(Dataset records)
•••

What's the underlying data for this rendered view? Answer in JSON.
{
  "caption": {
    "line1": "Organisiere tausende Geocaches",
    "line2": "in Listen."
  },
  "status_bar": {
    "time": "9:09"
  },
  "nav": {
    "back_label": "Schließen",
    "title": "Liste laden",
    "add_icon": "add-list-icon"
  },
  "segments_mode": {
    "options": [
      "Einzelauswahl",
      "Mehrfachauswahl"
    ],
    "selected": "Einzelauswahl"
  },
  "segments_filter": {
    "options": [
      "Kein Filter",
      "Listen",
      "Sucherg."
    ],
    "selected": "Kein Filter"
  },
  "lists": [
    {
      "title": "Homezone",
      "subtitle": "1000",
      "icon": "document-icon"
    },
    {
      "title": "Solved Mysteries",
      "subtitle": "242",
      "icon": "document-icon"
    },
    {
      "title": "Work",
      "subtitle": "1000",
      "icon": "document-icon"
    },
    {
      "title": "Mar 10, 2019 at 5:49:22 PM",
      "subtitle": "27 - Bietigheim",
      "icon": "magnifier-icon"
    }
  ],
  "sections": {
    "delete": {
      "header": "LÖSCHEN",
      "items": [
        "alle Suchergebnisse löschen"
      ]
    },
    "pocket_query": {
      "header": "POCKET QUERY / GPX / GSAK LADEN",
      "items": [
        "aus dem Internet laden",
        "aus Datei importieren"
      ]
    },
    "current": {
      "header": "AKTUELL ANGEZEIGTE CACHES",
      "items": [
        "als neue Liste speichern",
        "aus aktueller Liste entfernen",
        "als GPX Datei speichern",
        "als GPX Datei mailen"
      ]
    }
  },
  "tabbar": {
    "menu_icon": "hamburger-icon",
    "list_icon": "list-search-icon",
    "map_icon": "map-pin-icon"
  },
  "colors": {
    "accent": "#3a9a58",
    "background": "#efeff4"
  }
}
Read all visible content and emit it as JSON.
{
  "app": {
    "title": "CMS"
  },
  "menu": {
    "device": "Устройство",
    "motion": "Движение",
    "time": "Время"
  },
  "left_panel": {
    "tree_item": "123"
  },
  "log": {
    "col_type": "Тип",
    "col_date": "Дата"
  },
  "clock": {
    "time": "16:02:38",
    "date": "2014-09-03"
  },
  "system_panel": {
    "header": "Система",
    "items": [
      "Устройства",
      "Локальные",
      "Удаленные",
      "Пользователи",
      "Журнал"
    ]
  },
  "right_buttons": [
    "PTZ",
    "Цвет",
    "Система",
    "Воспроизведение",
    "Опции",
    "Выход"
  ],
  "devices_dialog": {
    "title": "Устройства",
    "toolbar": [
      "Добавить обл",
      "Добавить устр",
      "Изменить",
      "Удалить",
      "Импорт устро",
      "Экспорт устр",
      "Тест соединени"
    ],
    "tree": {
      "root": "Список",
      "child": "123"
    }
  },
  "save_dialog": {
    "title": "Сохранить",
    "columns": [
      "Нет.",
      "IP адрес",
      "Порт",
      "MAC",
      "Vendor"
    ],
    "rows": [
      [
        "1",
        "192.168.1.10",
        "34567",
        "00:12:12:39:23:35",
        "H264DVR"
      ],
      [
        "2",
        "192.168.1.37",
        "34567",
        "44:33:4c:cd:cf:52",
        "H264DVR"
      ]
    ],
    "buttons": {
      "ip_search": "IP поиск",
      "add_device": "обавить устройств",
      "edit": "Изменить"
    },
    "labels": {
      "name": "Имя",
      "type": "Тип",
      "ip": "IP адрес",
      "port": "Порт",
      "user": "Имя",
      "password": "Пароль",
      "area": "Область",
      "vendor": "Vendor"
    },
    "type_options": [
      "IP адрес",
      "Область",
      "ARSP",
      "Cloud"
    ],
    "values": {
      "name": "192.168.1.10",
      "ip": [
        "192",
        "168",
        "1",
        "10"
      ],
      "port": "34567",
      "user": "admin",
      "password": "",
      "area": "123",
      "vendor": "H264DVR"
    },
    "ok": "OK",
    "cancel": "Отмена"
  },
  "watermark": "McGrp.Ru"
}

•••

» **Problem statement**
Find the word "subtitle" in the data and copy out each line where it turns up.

» **Task answer**
      "subtitle": "1000",
      "subtitle": "242",
      "subtitle": "1000",
      "subtitle": "27 - Bietigheim",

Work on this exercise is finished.